Line by line, return everything in the listing exactly.

-=-=-

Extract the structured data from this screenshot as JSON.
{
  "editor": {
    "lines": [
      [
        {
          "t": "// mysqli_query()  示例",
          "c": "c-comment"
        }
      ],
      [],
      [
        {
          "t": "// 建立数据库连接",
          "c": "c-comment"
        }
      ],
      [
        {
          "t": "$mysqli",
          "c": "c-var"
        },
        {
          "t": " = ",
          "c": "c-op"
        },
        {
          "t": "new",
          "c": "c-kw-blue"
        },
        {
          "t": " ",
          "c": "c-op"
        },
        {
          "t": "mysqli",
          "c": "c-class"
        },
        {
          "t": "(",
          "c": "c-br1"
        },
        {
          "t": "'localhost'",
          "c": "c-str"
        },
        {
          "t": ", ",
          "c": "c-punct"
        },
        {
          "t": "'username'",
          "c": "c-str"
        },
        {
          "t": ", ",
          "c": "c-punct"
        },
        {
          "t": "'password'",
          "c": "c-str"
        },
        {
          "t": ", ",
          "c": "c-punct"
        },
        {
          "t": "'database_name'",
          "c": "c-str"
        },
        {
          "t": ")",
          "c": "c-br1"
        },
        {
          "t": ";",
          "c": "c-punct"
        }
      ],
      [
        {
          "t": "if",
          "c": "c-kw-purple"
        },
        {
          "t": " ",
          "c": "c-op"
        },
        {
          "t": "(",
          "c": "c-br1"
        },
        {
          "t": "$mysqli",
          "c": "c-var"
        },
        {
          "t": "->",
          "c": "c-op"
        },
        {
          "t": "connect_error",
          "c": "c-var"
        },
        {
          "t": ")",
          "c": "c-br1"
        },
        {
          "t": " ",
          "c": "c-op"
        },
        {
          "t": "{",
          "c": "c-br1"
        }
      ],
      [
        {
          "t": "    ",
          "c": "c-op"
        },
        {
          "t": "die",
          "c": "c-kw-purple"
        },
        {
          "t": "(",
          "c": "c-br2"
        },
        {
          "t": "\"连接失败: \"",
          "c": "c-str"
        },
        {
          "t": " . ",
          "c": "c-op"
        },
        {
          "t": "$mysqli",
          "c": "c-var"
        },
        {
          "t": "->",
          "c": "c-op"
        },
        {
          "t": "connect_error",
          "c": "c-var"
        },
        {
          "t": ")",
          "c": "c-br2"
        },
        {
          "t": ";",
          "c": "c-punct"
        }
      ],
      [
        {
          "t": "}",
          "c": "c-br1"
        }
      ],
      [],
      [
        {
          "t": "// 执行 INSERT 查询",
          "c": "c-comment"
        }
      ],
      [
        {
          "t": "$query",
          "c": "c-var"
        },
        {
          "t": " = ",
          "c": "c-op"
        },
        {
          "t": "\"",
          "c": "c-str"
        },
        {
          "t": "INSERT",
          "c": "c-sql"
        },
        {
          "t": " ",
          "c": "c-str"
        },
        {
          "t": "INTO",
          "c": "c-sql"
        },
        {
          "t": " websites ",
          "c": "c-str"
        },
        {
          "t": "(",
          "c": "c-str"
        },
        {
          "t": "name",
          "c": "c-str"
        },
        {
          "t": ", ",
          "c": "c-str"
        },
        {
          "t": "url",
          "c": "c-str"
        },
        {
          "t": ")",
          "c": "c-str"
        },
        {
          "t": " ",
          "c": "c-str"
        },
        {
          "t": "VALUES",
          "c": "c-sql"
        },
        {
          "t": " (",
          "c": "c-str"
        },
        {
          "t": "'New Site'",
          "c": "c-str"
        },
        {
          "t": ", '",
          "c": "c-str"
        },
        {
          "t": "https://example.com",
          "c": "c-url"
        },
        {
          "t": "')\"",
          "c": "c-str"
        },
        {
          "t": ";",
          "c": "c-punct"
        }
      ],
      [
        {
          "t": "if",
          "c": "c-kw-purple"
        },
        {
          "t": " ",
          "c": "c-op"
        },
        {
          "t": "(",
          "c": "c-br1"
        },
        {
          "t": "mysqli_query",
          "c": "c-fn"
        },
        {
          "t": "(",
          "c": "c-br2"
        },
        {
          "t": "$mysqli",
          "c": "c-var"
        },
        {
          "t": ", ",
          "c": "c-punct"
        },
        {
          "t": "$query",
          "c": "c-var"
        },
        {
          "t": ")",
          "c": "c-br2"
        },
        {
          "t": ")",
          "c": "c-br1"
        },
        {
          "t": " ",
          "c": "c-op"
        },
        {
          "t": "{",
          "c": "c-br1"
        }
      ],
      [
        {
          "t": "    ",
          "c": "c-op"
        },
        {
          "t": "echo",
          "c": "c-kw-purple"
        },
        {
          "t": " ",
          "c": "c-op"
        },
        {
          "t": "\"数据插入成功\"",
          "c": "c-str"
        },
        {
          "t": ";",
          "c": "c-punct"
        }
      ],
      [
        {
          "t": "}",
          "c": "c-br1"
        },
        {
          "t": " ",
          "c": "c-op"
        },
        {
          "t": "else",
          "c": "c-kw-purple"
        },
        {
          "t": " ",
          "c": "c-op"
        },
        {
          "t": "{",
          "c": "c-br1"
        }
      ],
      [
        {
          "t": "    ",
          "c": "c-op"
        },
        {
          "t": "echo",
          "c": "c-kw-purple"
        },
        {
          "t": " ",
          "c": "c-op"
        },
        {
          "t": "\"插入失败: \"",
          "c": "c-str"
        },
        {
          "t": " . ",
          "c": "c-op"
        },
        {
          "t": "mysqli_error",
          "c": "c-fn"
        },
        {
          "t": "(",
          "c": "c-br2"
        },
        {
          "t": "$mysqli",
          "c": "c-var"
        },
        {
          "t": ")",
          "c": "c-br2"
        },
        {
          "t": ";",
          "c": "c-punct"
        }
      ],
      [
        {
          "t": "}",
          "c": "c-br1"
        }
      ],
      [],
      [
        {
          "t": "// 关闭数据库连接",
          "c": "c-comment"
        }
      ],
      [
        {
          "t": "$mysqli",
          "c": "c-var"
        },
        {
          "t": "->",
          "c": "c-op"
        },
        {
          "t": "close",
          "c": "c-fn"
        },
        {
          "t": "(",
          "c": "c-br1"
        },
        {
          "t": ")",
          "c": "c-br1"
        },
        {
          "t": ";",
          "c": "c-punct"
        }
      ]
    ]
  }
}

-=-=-

__Response__:
Extract the structured data from this screenshot as JSON.
{
  "editor": {
    "lines": [
      [
        {
          "t": "// mysqli_query()  示例",
          "c": "c-comment"
        }
      ],
      [],
      [
        {
          "t": "// 建立数据库连接",
          "c": "c-comment"
        }
      ],
      [
        {
          "t": "$mysqli",
          "c": "c-var"
        },
        {
          "t": " = ",
          "c": "c-op"
        },
        {
          "t": "new",
          "c": "c-kw-blue"
        },
        {
          "t": " ",
          "c": "c-op"
        },
        {
          "t": "mysqli",
          "c": "c-class"
        },
        {
          "t": "(",
          "c": "c-br1"
        },
        {
          "t": "'localhost'",
          "c": "c-str"
        },
        {
          "t": ", ",
          "c": "c-punct"
        },
        {
          "t": "'username'",
          "c": "c-str"
        },
        {
          "t": ", ",
          "c": "c-punct"
        },
        {
          "t": "'password'",
          "c": "c-str"
        },
        {
          "t": ", ",
          "c": "c-punct"
        },
        {
          "t": "'database_name'",
          "c": "c-str"
        },
        {
          "t": ")",
          "c": "c-br1"
        },
        {
          "t": ";",
          "c": "c-punct"
        }
      ],
      [
        {
          "t": "if",
          "c": "c-kw-purple"
        },
        {
          "t": " ",
          "c": "c-op"
        },
        {
          "t": "(",
          "c": "c-br1"
        },
        {
          "t": "$mysqli",
          "c": "c-var"
        },
        {
          "t": "->",
          "c": "c-op"
        },
        {
          "t": "connect_error",
          "c": "c-var"
        },
        {
          "t": ")",
          "c": "c-br1"
        },
        {
          "t": " ",
          "c": "c-op"
        },
        {
          "t": "{",
          "c": "c-br1"
        }
      ],
      [
        {
          "t": "    ",
          "c": "c-op"
        },
        {
          "t": "die",
          "c": "c-kw-purple"
        },
        {
          "t": "(",
          "c": "c-br2"
        },
        {
          "t": "\"连接失败: \"",
          "c": "c-str"
        },
        {
          "t": " . ",
          "c": "c-op"
        },
        {
          "t": "$mysqli",
          "c": "c-var"
        },
        {
          "t": "->",
          "c": "c-op"
        },
        {
          "t": "connect_error",
          "c": "c-var"
        },
        {
          "t": ")",
          "c": "c-br2"
        },
        {
          "t": ";",
          "c": "c-punct"
        }
      ],
      [
        {
          "t": "}",
          "c": "c-br1"
        }
      ],
      [],
      [
        {
          "t": "// 执行 INSERT 查询",
          "c": "c-comment"
        }
      ],
      [
        {
          "t": "$query",
          "c": "c-var"
        },
        {
          "t": " = ",
          "c": "c-op"
        },
        {
          "t": "\"",
          "c": "c-str"
        },
        {
          "t": "INSERT",
          "c": "c-sql"
        },
        {
          "t": " ",
          "c": "c-str"
        },
        {
          "t": "INTO",
          "c": "c-sql"
        },
        {
          "t": " websites ",
          "c": "c-str"
        },
        {
          "t": "(",
          "c": "c-str"
        },
        {
          "t": "name",
          "c": "c-str"
        },
        {
          "t": ", ",
          "c": "c-str"
        },
        {
          "t": "url",
          "c": "c-str"
        },
        {
          "t": ")",
          "c": "c-str"
        },
        {
          "t": " ",
          "c": "c-str"
        },
        {
          "t": "VALUES",
          "c": "c-sql"
        },
        {
          "t": " (",
          "c": "c-str"
        },
        {
          "t": "'New Site'",
          "c": "c-str"
        },
        {
          "t": ", '",
          "c": "c-str"
        },
        {
          "t": "https://example.com",
          "c": "c-url"
        },
        {
          "t": "')\"",
          "c": "c-str"
        },
        {
          "t": ";",
          "c": "c-punct"
        }
      ],
      [
        {
          "t": "if",
          "c": "c-kw-purple"
        },
        {
          "t": " ",
          "c": "c-op"
        },
        {
          "t": "(",
          "c": "c-br1"
        },
        {
          "t": "mysqli_query",
          "c": "c-fn"
        },
        {
          "t": "(",
          "c": "c-br2"
        },
        {
          "t": "$mysqli",
          "c": "c-var"
        },
        {
          "t": ", ",
          "c": "c-punct"
        },
        {
          "t": "$query",
          "c": "c-var"
        },
        {
          "t": ")",
          "c": "c-br2"
        },
        {
          "t": ")",
          "c": "c-br1"
        },
        {
          "t": " ",
          "c": "c-op"
        },
        {
          "t": "{",
          "c": "c-br1"
        }
      ],
      [
        {
          "t": "    ",
          "c": "c-op"
        },
        {
          "t": "echo",
          "c": "c-kw-purple"
        },
        {
          "t": " ",
          "c": "c-op"
        },
        {
          "t": "\"数据插入成功\"",
          "c": "c-str"
        },
        {
          "t": ";",
          "c": "c-punct"
        }
      ],
      [
        {
          "t": "}",
          "c": "c-br1"
        },
        {
          "t": " ",
          "c": "c-op"
        },
        {
          "t": "else",
          "c": "c-kw-purple"
        },
        {
          "t": " ",
          "c": "c-op"
        },
        {
          "t": "{",
          "c": "c-br1"
        }
      ],
      [
        {
          "t": "    ",
          "c": "c-op"
        },
        {
          "t": "echo",
          "c": "c-kw-purple"
        },
        {
          "t": " ",
          "c": "c-op"
        },
        {
          "t": "\"插入失败: \"",
          "c": "c-str"
        },
        {
          "t": " . ",
          "c": "c-op"
        },
        {
          "t": "mysqli_error",
          "c": "c-fn"
        },
        {
          "t": "(",
          "c": "c-br2"
        },
        {
          "t": "$mysqli",
          "c": "c-var"
        },
        {
          "t": ")",
          "c": "c-br2"
        },
        {
          "t": ";",
          "c": "c-punct"
        }
      ],
      [
        {
          "t": "}",
          "c": "c-br1"
        }
      ],
      [],
      [
        {
          "t": "// 关闭数据库连接",
          "c": "c-comment"
        }
      ],
      [
        {
          "t": "$mysqli",
          "c": "c-var"
        },
        {
          "t": "->",
          "c": "c-op"
        },
        {
          "t": "close",
          "c": "c-fn"
        },
        {
          "t": "(",
          "c": "c-br1"
        },
        {
          "t": ")",
          "c": "c-br1"
        },
        {
          "t": ";",
          "c": "c-punct"
        }
      ]
    ]
  }
}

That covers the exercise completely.